TUNIS (Reuters) - Phosphate production at Tunisia’s Metaloui partially resumed on Sunday and shipments restarted after protesters agreed to temporarily end their sit-in over job demands, the company said.
Metaloui, which produces around 60 percent of Tunisia’s phosphate output, has been closed by weeks of protests by local youths demanding employment and economic opportunities. Other plants in the south of the country have also been affected.
“Today production restarted at Metaloui after the ending of the sit-in by youths,” Ali Houchati, a spokesman for Phosphate Gafsa said. “Trains have started to transport phosphate again.”
Nacuer Saidi, one of the protesters, who is an unemployed civil engineer, said demonstrators had also agreed to end their sit-in in another phosphate mining town, Om Lrayes. He said they had agreed with the government to allow production to restart while they negotiated.

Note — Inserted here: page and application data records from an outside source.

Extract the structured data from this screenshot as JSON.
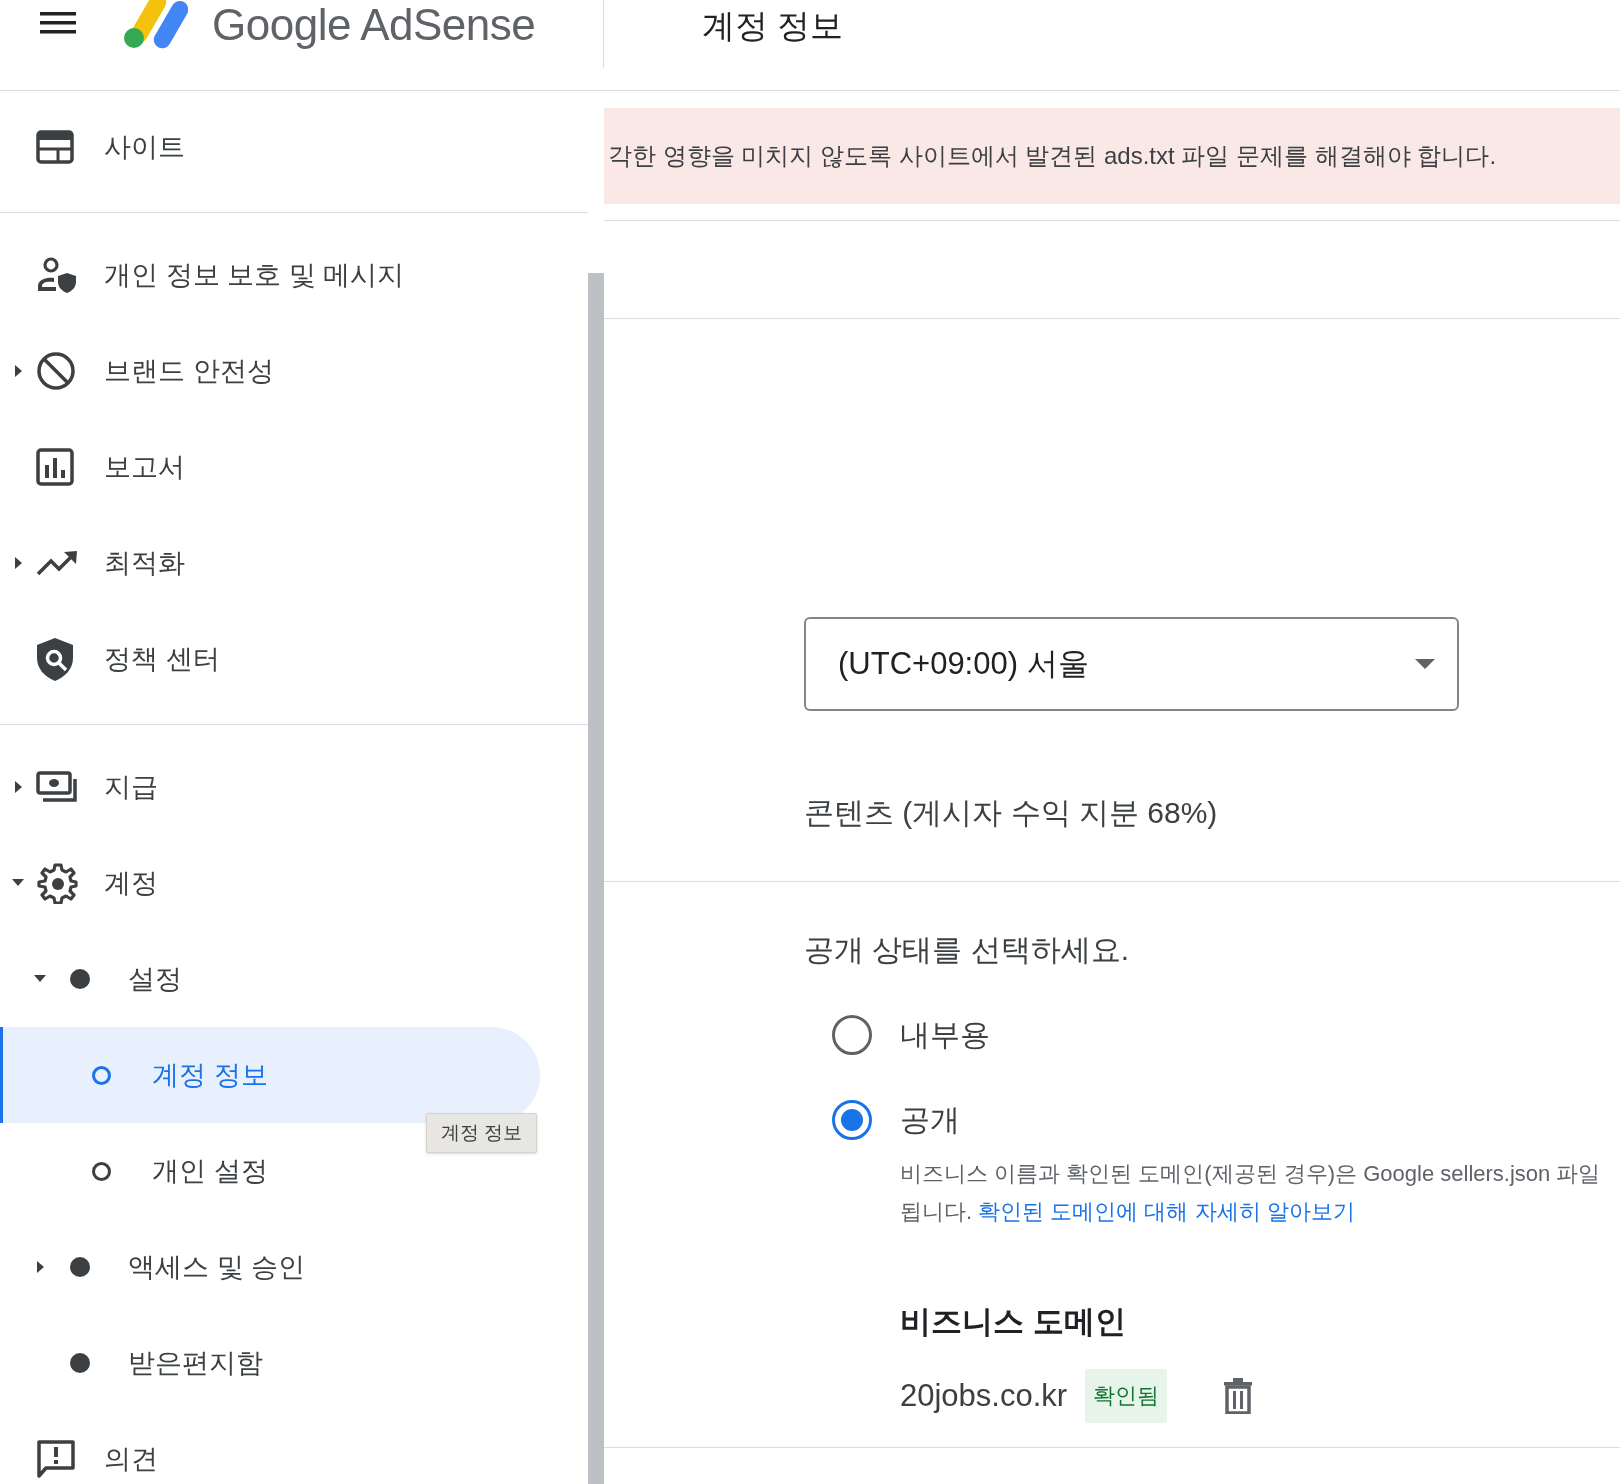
{
  "header": {
    "logo_text": "Google AdSense",
    "page_title": "계정 정보"
  },
  "sidebar": {
    "sections": [
      {
        "items": [
          {
            "label": "사이트",
            "selected": false
          }
        ]
      },
      {
        "items": [
          {
            "label": "개인 정보 보호 및 메시지",
            "selected": false
          },
          {
            "label": "브랜드 안전성",
            "selected": false,
            "expanded": false
          },
          {
            "label": "보고서",
            "selected": false
          },
          {
            "label": "최적화",
            "selected": false,
            "expanded": false
          },
          {
            "label": "정책 센터",
            "selected": false
          }
        ]
      },
      {
        "items": [
          {
            "label": "지급",
            "selected": false,
            "expanded": false
          },
          {
            "label": "계정",
            "selected": false,
            "expanded": true,
            "children": [
              {
                "label": "설정",
                "kind": "dot",
                "selected": false,
                "expanded": true,
                "children": [
                  {
                    "label": "계정 정보",
                    "kind": "ring",
                    "selected": true
                  },
                  {
                    "label": "개인 설정",
                    "kind": "ring",
                    "selected": false
                  }
                ]
              },
              {
                "label": "액세스 및 승인",
                "kind": "dot",
                "selected": false,
                "expanded": false
              },
              {
                "label": "받은편지함",
                "kind": "dot",
                "selected": false
              }
            ]
          },
          {
            "label": "의견",
            "selected": false
          }
        ]
      }
    ]
  },
  "tooltip": {
    "text": "계정 정보"
  },
  "banner": {
    "text": "각한 영향을 미치지 않도록 사이트에서 발견된 ads.txt 파일 문제를 해결해야 합니다."
  },
  "timezone": {
    "value": "(UTC+09:00) 서울"
  },
  "content_type": "콘텐츠 (게시자 수익 지분 68%)",
  "visibility": {
    "prompt": "공개 상태를 선택하세요.",
    "options": [
      {
        "label": "내부용",
        "selected": false
      },
      {
        "label": "공개",
        "selected": true
      }
    ],
    "description_line1": "비즈니스 이름과 확인된 도메인(제공된 경우)은 Google sellers.json 파일",
    "description_line2": "됩니다. ",
    "link": "확인된 도메인에 대해 자세히 알아보기"
  },
  "business_domain": {
    "title": "비즈니스 도메인",
    "domain": "20jobs.co.kr",
    "badge": "확인됨"
  }
}
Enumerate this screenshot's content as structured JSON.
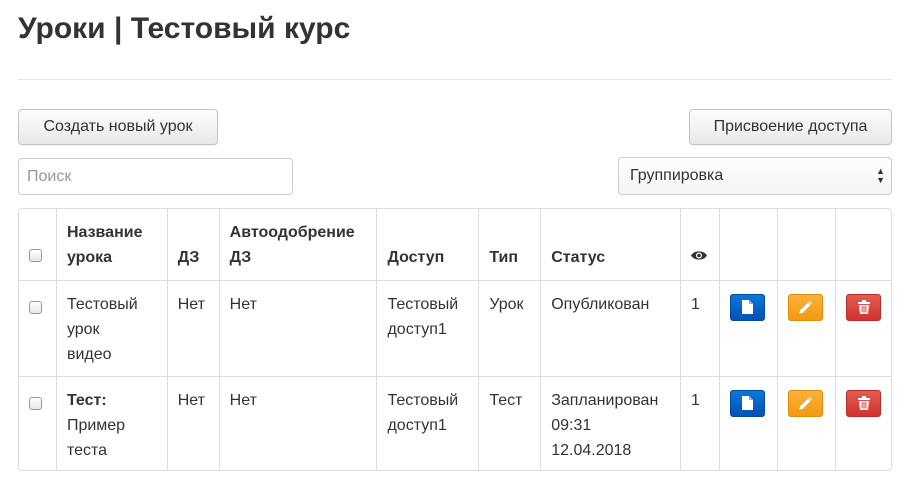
{
  "page": {
    "title": "Уроки | Тестовый курс"
  },
  "toolbar": {
    "create_label": "Создать новый урок",
    "access_label": "Присвоение доступа",
    "search_placeholder": "Поиск",
    "grouping_value": "Группировка"
  },
  "table": {
    "headers": {
      "name_line1": "Название",
      "name_line2": "урока",
      "hw": "ДЗ",
      "auto_line1": "Автоодобрение",
      "auto_line2": "ДЗ",
      "access": "Доступ",
      "type": "Тип",
      "status": "Статус",
      "views_icon": "eye-icon"
    },
    "rows": [
      {
        "name_lines": [
          "Тестовый",
          "урок",
          "видео"
        ],
        "name_prefix": "",
        "hw": "Нет",
        "auto": "Нет",
        "access_lines": [
          "Тестовый",
          "доступ1"
        ],
        "type": "Урок",
        "status_lines": [
          "Опубликован"
        ],
        "views": "1",
        "actions": [
          "file-icon",
          "pencil-icon",
          "trash-icon"
        ]
      },
      {
        "name_lines": [
          "Пример",
          "теста"
        ],
        "name_prefix": "Тест:",
        "hw": "Нет",
        "auto": "Нет",
        "access_lines": [
          "Тестовый",
          "доступ1"
        ],
        "type": "Тест",
        "status_lines": [
          "Запланирован",
          "09:31",
          "12.04.2018"
        ],
        "views": "1",
        "actions": [
          "file-icon",
          "pencil-icon",
          "trash-icon"
        ]
      }
    ]
  },
  "colors": {
    "view_button": "#0062cc",
    "edit_button": "#f6a623",
    "delete_button": "#d9403c"
  }
}
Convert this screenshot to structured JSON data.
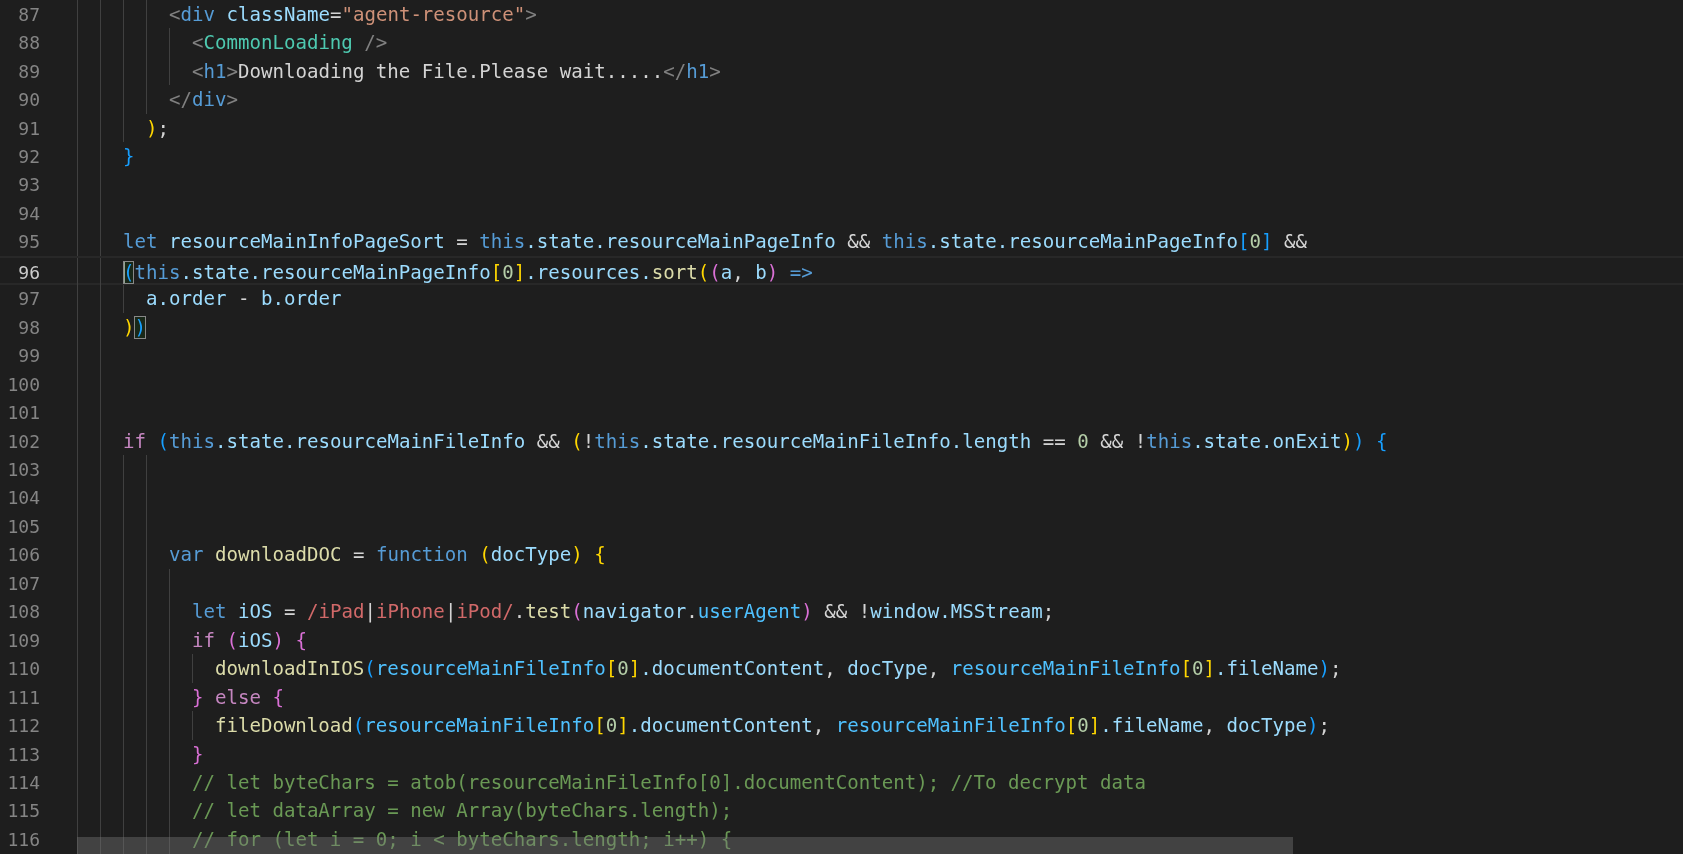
{
  "editor": {
    "lines": [
      {
        "number": "87",
        "current": false,
        "tokens": [
          {
            "text": "        <",
            "kind": "tag"
          },
          {
            "text": "div",
            "kind": "kw"
          },
          {
            "text": " className",
            "kind": "var"
          },
          {
            "text": "=",
            "kind": "plain"
          },
          {
            "text": "\"agent-resource\"",
            "kind": "str"
          },
          {
            "text": ">",
            "kind": "tag"
          }
        ]
      },
      {
        "number": "88",
        "current": false,
        "tokens": [
          {
            "text": "          <",
            "kind": "tag"
          },
          {
            "text": "CommonLoading",
            "kind": "comp"
          },
          {
            "text": " />",
            "kind": "tag"
          }
        ]
      },
      {
        "number": "89",
        "current": false,
        "tokens": [
          {
            "text": "          <",
            "kind": "tag"
          },
          {
            "text": "h1",
            "kind": "kw"
          },
          {
            "text": ">",
            "kind": "tag"
          },
          {
            "text": "Downloading the File.Please wait.....",
            "kind": "plain"
          },
          {
            "text": "</",
            "kind": "tag"
          },
          {
            "text": "h1",
            "kind": "kw"
          },
          {
            "text": ">",
            "kind": "tag"
          }
        ]
      },
      {
        "number": "90",
        "current": false,
        "tokens": [
          {
            "text": "        </",
            "kind": "tag"
          },
          {
            "text": "div",
            "kind": "kw"
          },
          {
            "text": ">",
            "kind": "tag"
          }
        ]
      },
      {
        "number": "91",
        "current": false,
        "tokens": [
          {
            "text": "      )",
            "kind": "b1"
          },
          {
            "text": ";",
            "kind": "plain"
          }
        ]
      },
      {
        "number": "92",
        "current": false,
        "tokens": [
          {
            "text": "    }",
            "kind": "b3"
          }
        ]
      },
      {
        "number": "93",
        "current": false
      },
      {
        "number": "94",
        "current": false
      },
      {
        "number": "95",
        "current": false,
        "tokens": [
          {
            "text": "    let",
            "kind": "kw"
          },
          {
            "text": " resourceMainInfoPageSort",
            "kind": "var"
          },
          {
            "text": " = ",
            "kind": "plain"
          },
          {
            "text": "this",
            "kind": "kw"
          },
          {
            "text": ".state.resourceMainPageInfo",
            "kind": "var"
          },
          {
            "text": " && ",
            "kind": "plain"
          },
          {
            "text": "this",
            "kind": "kw"
          },
          {
            "text": ".state.resourceMainPageInfo",
            "kind": "var"
          },
          {
            "text": "[",
            "kind": "b3"
          },
          {
            "text": "0",
            "kind": "num"
          },
          {
            "text": "]",
            "kind": "b3"
          },
          {
            "text": " &&",
            "kind": "plain"
          }
        ]
      },
      {
        "number": "96",
        "current": true,
        "tokens": [
          {
            "text": "    (",
            "kind": "b3",
            "matched": true
          },
          {
            "text": "this",
            "kind": "kw"
          },
          {
            "text": ".state.resourceMainPageInfo",
            "kind": "var"
          },
          {
            "text": "[",
            "kind": "b1"
          },
          {
            "text": "0",
            "kind": "num"
          },
          {
            "text": "]",
            "kind": "b1"
          },
          {
            "text": ".resources.",
            "kind": "var"
          },
          {
            "text": "sort",
            "kind": "fn"
          },
          {
            "text": "(",
            "kind": "b1"
          },
          {
            "text": "(",
            "kind": "b2"
          },
          {
            "text": "a",
            "kind": "var"
          },
          {
            "text": ", ",
            "kind": "plain"
          },
          {
            "text": "b",
            "kind": "var"
          },
          {
            "text": ")",
            "kind": "b2"
          },
          {
            "text": " =>",
            "kind": "kw"
          }
        ]
      },
      {
        "number": "97",
        "current": false,
        "tokens": [
          {
            "text": "      a.order",
            "kind": "var"
          },
          {
            "text": " - ",
            "kind": "plain"
          },
          {
            "text": "b.order",
            "kind": "var"
          }
        ]
      },
      {
        "number": "98",
        "current": false,
        "tokens": [
          {
            "text": "    )",
            "kind": "b1"
          },
          {
            "text": ")",
            "kind": "b3",
            "matched": true
          }
        ]
      },
      {
        "number": "99",
        "current": false
      },
      {
        "number": "100",
        "current": false
      },
      {
        "number": "101",
        "current": false
      },
      {
        "number": "102",
        "current": false,
        "tokens": [
          {
            "text": "    if ",
            "kind": "ctrl"
          },
          {
            "text": "(",
            "kind": "b3"
          },
          {
            "text": "this",
            "kind": "kw"
          },
          {
            "text": ".state.resourceMainFileInfo",
            "kind": "var"
          },
          {
            "text": " && ",
            "kind": "plain"
          },
          {
            "text": "(",
            "kind": "b1"
          },
          {
            "text": "!",
            "kind": "plain"
          },
          {
            "text": "this",
            "kind": "kw"
          },
          {
            "text": ".state.resourceMainFileInfo.length",
            "kind": "var"
          },
          {
            "text": " == ",
            "kind": "plain"
          },
          {
            "text": "0",
            "kind": "num"
          },
          {
            "text": " && !",
            "kind": "plain"
          },
          {
            "text": "this",
            "kind": "kw"
          },
          {
            "text": ".state.onExit",
            "kind": "var"
          },
          {
            "text": ")",
            "kind": "b1"
          },
          {
            "text": ") ",
            "kind": "b3"
          },
          {
            "text": "{",
            "kind": "b3"
          }
        ]
      },
      {
        "number": "103",
        "current": false
      },
      {
        "number": "104",
        "current": false
      },
      {
        "number": "105",
        "current": false
      },
      {
        "number": "106",
        "current": false,
        "tokens": [
          {
            "text": "        var",
            "kind": "kw"
          },
          {
            "text": " downloadDOC",
            "kind": "fn"
          },
          {
            "text": " = ",
            "kind": "plain"
          },
          {
            "text": "function ",
            "kind": "kw"
          },
          {
            "text": "(",
            "kind": "b1"
          },
          {
            "text": "docType",
            "kind": "var"
          },
          {
            "text": ") ",
            "kind": "b1"
          },
          {
            "text": "{",
            "kind": "b1"
          }
        ]
      },
      {
        "number": "107",
        "current": false
      },
      {
        "number": "108",
        "current": false,
        "tokens": [
          {
            "text": "          let",
            "kind": "kw"
          },
          {
            "text": " iOS",
            "kind": "var"
          },
          {
            "text": " = ",
            "kind": "plain"
          },
          {
            "text": "/iPad",
            "kind": "regex"
          },
          {
            "text": "|",
            "kind": "plain"
          },
          {
            "text": "iPhone",
            "kind": "regex"
          },
          {
            "text": "|",
            "kind": "plain"
          },
          {
            "text": "iPod/",
            "kind": "regex"
          },
          {
            "text": ".",
            "kind": "plain"
          },
          {
            "text": "test",
            "kind": "fn"
          },
          {
            "text": "(",
            "kind": "b2"
          },
          {
            "text": "navigator",
            "kind": "var"
          },
          {
            "text": ".",
            "kind": "plain"
          },
          {
            "text": "userAgent",
            "kind": "const"
          },
          {
            "text": ")",
            "kind": "b2"
          },
          {
            "text": " && !",
            "kind": "plain"
          },
          {
            "text": "window.MSStream",
            "kind": "var"
          },
          {
            "text": ";",
            "kind": "plain"
          }
        ]
      },
      {
        "number": "109",
        "current": false,
        "tokens": [
          {
            "text": "          if ",
            "kind": "ctrl"
          },
          {
            "text": "(",
            "kind": "b2"
          },
          {
            "text": "iOS",
            "kind": "var"
          },
          {
            "text": ") ",
            "kind": "b2"
          },
          {
            "text": "{",
            "kind": "b2"
          }
        ]
      },
      {
        "number": "110",
        "current": false,
        "tokens": [
          {
            "text": "            downloadInIOS",
            "kind": "fn"
          },
          {
            "text": "(",
            "kind": "b3"
          },
          {
            "text": "resourceMainFileInfo",
            "kind": "const"
          },
          {
            "text": "[",
            "kind": "b1"
          },
          {
            "text": "0",
            "kind": "num"
          },
          {
            "text": "]",
            "kind": "b1"
          },
          {
            "text": ".documentContent",
            "kind": "var"
          },
          {
            "text": ", ",
            "kind": "plain"
          },
          {
            "text": "docType",
            "kind": "var"
          },
          {
            "text": ", ",
            "kind": "plain"
          },
          {
            "text": "resourceMainFileInfo",
            "kind": "const"
          },
          {
            "text": "[",
            "kind": "b1"
          },
          {
            "text": "0",
            "kind": "num"
          },
          {
            "text": "]",
            "kind": "b1"
          },
          {
            "text": ".fileName",
            "kind": "var"
          },
          {
            "text": ")",
            "kind": "b3"
          },
          {
            "text": ";",
            "kind": "plain"
          }
        ]
      },
      {
        "number": "111",
        "current": false,
        "tokens": [
          {
            "text": "          } ",
            "kind": "b2"
          },
          {
            "text": "else ",
            "kind": "ctrl"
          },
          {
            "text": "{",
            "kind": "b2"
          }
        ]
      },
      {
        "number": "112",
        "current": false,
        "tokens": [
          {
            "text": "            fileDownload",
            "kind": "fn"
          },
          {
            "text": "(",
            "kind": "b3"
          },
          {
            "text": "resourceMainFileInfo",
            "kind": "const"
          },
          {
            "text": "[",
            "kind": "b1"
          },
          {
            "text": "0",
            "kind": "num"
          },
          {
            "text": "]",
            "kind": "b1"
          },
          {
            "text": ".documentContent",
            "kind": "var"
          },
          {
            "text": ", ",
            "kind": "plain"
          },
          {
            "text": "resourceMainFileInfo",
            "kind": "const"
          },
          {
            "text": "[",
            "kind": "b1"
          },
          {
            "text": "0",
            "kind": "num"
          },
          {
            "text": "]",
            "kind": "b1"
          },
          {
            "text": ".fileName",
            "kind": "var"
          },
          {
            "text": ", ",
            "kind": "plain"
          },
          {
            "text": "docType",
            "kind": "var"
          },
          {
            "text": ")",
            "kind": "b3"
          },
          {
            "text": ";",
            "kind": "plain"
          }
        ]
      },
      {
        "number": "113",
        "current": false,
        "tokens": [
          {
            "text": "          }",
            "kind": "b2"
          }
        ]
      },
      {
        "number": "114",
        "current": false,
        "tokens": [
          {
            "text": "          // let byteChars = atob(resourceMainFileInfo[0].documentContent); //To decrypt data",
            "kind": "cmt"
          }
        ]
      },
      {
        "number": "115",
        "current": false,
        "tokens": [
          {
            "text": "          // let dataArray = new Array(byteChars.length);",
            "kind": "cmt"
          }
        ]
      },
      {
        "number": "116",
        "current": false,
        "tokens": [
          {
            "text": "          // for (let i = 0; i < byteChars.length; i++) {",
            "kind": "cmt"
          }
        ]
      }
    ]
  }
}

Tunisia produced about 8.26 million tonnes of phosphate in 2010, but in the four years since 2011 output totalled only 11.2 million tonnes, hit by strikes and protests.
During the first five months of 2015, it produced 650,000 tonnes compared with 1.3 million in the same period last year.
Four towns in Tunisia’s main phosphate-producing region began a general strike earlier in May to protest against unemployment, a major complaint among Tunisians since their 2011 uprising ousted Zine El-Abidine Ben Ali.
The southern protests have been a major challenge to government efforts to revive the economy after Tunisia completed its transition to democracy following the 2011 revolt. Many Tunisians believe the government has yet to deliver on its economic promises.